Clearly, now, it’s not just raining. It’s a torrential downpour and there’s supposed to be an even worse forecast on the horizon for 2010-11.
In two years of covering the district, I’ve learned a lot about how education works. My eyes have been opened to many issues and I have come to understand Washoe County’s strengths and its weaknesses. One of those debilities came in the campaign for WCSD-1, the 2008 proposal to reach into taxpayers’ pockets for school revitalization projects.
The voters didn’t just say no to handing over their dollars to fix up older schools and update classroom technology — they shouted it and the district is paying dearly for that.
That probably stems from another encumbrance: communication. Earlier this year, I had the gall to question the board and district officials’ frequent use of convoluted jargon, more than a slight impediment to the goal of transparency. I quote myself, “I’ve been covering you for two years and if I don’t understand what you’re saying, how will most parents?”
I’ve repeated that comment recently to certain individuals as a reminder that if they want the support behind what they’re doing and for whom they’re campaigning — teachers and students, ultimately — they must convey their message clearly and persuasively, two key elements sorely lacking in the campaign of 2008. Most parents, I’m certain, didn’t understand what their hard-earned money would go to and how it would help their child’s school. Even worse, those who don’t even have children in school likely didn’t feel it was worth their investment.

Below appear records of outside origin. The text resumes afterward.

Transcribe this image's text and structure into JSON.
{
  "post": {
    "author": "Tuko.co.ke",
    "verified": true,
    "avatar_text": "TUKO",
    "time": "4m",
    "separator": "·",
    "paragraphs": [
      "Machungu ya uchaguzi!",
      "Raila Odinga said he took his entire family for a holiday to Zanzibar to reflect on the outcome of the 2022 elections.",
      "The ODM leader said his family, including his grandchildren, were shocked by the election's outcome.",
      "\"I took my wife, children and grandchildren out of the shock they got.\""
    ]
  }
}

As the budget storm builds heading into the 2011 school year and legislative session, the district will have another opportunity to tell the state’s leaders, many of whom will be new and (hopefully) have different ideas about how to solve the education crisis, that the district is in the midst of reforming itself on a limited budget. But administrators will need to show results from their new strategic plan, the tangible effects of which I’m only just now beginning to understand after months of meetings.
The spring semester has been a time to re-evaluate the WCSD’s game plan. The district could be on the right track by delaying the vote on the renewal of the 2002 rollover bond, its fallback plan after the failure of WCSD-1. Instead of rushing to get the measure on the ballot this year, administrators decided to wait until 2012 when it will absolutely need the money for capital improvements.
I’m confident many positive changes are still to come for the school district because the right people are in the right places. I will stay tuned to see how they might weather the storm and reach the calm.
Jessica Garcia is the education reporter for the Sparks Tribune. She can be reached at email@example.com.